He added: “If we think very aspirationally about analytics, we’ll realise that it can do much more than just automating mundane tasks. Instead, it can transform how we work and live.”
Thinking aloud, he posed the following questions: What would cybersecurity look like if the field were as successful at analytics as other disciplines have been?
Cyberattacks typically inflict considerable damage before experts have the chance to react to and contain them. But with better analytics, experts would be able to predict incidents before they occur.
“If we get very good at analytics, we can identify the ‘potential energy’ for an attack,” he explained.
“Instead of detecting an attack that has already occurred, we can identify the conditions which will make an attack likely.”
When devices get security labels
In addition to incident response, the field would also get smarter about Internet of Things (IoT) security, said Dr Thompson, who envisions every IoT product coming with enough information to allow consumers to make an informed decision about its security risks.
“Imagine if you could look at a device and see something very similar to the food and nutrition labels that are on bags of chips,” he mused. “You could then make a choice from a security perspective — do I want to introduce this into my home or business environment?”
Such a label might bear information about what the device senses and captures — audio, video or location, for example.
Or its kinetic aspects: whether it has moving parts or can act on other devices on the same network; its connectivity; as well as its energy consumption.
Further, now that personal and work lives are so intertwined, many people will likely be using the same connected devices at home and at the office.
Better analytics can help address the privacy concerns associated with this trend, said Dr Thompson.
“With better analytics, we can start to build technologies that can truly adapt around a human being, changing as that person’s context changes. For example, different sets of protection could apply to the same device at home and at work,” he explained.
“These are important tools for allowing the same device to move in and out of different contexts, while still giving the user comfort.”
Rethinking the art of the possible
Cybersecurity today is seen as a ‘diseconomy of scale’: The bigger a network, the more potential security loopholes it contains, said Dr Thompson.
But analytics can turn this view on its head.
“With better analytics, security becomes more like a neighbourhood watch. If you live in a sparsely populated neighbourhood, and suddenly three new neighbours pop up, you’re actually better off —you have three more sets of eyes and ears to monitor the environment, and the security of the entire community is raised,” he explained.
For example, individual users in the ecosystem can be asked to report or confirm what they are doing at any one point in time.

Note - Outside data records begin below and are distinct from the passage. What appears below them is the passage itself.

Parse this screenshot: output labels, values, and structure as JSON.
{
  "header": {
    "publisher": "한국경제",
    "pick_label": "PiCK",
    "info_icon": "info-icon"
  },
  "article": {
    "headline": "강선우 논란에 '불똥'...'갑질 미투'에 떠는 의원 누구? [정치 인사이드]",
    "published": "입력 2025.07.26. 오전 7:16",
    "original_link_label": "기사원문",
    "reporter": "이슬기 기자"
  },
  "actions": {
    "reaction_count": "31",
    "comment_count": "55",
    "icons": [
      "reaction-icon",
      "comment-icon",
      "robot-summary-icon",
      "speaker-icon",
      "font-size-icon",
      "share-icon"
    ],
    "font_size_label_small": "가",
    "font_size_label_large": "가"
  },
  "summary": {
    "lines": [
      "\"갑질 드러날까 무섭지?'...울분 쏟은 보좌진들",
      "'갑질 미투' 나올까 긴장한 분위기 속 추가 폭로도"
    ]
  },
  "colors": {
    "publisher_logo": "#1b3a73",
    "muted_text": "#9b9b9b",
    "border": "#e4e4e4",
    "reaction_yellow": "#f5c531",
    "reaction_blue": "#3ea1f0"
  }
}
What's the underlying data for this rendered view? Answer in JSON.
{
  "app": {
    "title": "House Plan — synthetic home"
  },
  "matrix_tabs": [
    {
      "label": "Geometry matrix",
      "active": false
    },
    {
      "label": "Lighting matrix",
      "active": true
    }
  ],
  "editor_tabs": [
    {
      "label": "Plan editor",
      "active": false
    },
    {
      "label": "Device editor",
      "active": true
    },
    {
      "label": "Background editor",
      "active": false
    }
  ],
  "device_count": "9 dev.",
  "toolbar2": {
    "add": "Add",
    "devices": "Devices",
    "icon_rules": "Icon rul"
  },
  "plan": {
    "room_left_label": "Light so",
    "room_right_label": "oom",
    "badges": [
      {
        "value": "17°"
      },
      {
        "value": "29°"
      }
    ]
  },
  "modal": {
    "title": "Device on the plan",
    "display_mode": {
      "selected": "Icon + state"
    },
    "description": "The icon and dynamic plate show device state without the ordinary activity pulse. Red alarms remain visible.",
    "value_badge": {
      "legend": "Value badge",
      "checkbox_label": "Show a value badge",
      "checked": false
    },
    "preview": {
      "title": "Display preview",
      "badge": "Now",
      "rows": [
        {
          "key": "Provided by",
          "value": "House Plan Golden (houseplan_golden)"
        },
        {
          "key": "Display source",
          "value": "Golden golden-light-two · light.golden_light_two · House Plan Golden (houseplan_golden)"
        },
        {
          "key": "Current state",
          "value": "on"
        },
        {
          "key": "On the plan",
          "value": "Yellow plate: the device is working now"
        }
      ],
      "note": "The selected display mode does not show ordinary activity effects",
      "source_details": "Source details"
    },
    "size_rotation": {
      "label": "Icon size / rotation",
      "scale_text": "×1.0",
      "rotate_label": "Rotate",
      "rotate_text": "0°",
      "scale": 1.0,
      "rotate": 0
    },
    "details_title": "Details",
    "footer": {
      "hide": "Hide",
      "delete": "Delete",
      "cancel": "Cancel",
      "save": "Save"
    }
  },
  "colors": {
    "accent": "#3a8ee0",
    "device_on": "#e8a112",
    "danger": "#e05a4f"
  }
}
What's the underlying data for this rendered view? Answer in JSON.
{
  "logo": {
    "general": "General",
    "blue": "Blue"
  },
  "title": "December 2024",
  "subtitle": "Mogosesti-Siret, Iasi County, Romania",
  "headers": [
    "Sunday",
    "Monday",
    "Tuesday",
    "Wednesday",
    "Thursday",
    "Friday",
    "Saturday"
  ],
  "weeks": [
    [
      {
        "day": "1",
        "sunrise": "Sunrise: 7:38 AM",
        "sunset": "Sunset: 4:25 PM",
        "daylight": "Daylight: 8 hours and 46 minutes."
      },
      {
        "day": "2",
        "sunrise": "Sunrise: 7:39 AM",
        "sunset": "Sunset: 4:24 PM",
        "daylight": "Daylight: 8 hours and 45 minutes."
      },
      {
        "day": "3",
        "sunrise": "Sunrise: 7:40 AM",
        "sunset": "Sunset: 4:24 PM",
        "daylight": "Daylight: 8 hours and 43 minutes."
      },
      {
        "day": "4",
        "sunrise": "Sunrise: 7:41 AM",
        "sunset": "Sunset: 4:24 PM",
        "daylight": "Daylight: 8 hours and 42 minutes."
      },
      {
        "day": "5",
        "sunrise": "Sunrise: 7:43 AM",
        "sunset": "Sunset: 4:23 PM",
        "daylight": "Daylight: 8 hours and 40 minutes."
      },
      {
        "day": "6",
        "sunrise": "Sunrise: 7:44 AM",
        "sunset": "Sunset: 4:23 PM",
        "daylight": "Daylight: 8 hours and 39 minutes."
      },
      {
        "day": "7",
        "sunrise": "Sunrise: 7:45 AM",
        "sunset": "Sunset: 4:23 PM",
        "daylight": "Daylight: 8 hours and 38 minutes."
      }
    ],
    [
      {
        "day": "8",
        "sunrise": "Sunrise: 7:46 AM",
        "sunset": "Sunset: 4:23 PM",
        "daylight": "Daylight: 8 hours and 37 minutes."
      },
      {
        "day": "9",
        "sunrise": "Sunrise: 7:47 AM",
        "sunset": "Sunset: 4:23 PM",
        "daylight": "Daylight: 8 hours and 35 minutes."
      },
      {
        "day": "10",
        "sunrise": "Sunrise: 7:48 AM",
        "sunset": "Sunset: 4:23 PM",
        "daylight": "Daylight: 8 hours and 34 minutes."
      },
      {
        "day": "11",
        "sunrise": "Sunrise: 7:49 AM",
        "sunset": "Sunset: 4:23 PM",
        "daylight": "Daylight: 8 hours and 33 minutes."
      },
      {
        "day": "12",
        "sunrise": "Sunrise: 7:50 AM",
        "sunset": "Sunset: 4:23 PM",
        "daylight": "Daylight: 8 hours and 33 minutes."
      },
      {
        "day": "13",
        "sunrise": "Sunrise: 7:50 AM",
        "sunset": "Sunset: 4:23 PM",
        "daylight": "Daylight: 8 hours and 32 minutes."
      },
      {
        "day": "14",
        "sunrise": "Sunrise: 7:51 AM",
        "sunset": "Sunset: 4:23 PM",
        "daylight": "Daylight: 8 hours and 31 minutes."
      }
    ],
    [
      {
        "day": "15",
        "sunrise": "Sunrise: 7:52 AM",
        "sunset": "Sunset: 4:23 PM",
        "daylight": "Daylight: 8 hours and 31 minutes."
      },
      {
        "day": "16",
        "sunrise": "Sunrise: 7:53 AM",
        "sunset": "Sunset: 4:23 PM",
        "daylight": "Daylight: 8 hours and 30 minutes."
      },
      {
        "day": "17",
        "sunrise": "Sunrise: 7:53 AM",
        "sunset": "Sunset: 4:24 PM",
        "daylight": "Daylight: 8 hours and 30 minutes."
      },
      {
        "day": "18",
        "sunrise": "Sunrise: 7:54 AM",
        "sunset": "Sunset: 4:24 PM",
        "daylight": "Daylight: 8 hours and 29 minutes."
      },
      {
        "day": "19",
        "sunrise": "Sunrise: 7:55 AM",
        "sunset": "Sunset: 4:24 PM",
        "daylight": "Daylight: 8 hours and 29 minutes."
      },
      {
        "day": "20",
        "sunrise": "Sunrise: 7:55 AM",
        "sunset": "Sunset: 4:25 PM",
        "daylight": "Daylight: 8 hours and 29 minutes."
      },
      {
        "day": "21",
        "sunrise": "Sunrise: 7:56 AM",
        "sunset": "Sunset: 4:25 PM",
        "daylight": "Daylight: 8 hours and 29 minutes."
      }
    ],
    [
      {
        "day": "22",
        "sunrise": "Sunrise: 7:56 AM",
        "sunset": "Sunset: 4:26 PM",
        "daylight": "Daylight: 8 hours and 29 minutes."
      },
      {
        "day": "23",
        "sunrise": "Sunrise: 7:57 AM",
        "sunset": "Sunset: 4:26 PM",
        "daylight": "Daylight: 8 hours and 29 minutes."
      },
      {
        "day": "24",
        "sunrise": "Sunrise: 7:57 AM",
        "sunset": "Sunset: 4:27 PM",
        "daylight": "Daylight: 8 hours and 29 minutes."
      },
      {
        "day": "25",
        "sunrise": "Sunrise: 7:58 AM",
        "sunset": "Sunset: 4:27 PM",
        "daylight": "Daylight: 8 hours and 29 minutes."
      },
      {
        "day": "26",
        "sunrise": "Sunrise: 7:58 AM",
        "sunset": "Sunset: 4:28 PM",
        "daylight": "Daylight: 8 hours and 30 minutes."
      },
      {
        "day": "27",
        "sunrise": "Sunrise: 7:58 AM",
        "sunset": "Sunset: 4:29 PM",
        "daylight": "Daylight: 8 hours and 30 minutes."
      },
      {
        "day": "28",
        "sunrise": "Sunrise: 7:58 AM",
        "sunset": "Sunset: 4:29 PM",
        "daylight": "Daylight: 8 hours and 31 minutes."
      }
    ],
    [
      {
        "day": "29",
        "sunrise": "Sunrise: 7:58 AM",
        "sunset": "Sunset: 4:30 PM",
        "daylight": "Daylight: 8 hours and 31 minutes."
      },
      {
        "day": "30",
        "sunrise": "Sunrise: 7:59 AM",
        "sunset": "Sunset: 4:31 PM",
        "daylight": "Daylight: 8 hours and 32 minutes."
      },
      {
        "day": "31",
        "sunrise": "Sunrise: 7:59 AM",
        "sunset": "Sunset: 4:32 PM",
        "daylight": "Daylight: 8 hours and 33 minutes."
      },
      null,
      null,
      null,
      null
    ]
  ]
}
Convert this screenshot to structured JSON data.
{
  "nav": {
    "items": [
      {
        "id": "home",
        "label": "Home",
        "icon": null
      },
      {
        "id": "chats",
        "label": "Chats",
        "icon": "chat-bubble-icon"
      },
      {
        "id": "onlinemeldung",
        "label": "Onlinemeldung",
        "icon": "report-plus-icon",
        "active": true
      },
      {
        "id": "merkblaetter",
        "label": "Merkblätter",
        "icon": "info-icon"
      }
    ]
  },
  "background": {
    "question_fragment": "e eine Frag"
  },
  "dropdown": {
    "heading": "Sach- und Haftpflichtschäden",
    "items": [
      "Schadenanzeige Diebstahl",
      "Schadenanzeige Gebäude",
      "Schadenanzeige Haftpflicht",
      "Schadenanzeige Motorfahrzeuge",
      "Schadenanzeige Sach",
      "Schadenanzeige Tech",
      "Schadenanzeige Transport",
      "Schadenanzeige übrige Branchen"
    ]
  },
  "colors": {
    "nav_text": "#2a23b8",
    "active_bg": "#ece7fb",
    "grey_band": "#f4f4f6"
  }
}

If, for example, the security system picks up someone sending earnings information outside the company, but no one confirms it, this may indicate a security breach.
“There’s a lot of great work that has been done in security analytics and artificial intelligence, but we have a long way to go,” concluded Dr Thompson.
“I’d encourage you to rethink the art of the possible, and consider how we should measure ourselves against where other fields already are.”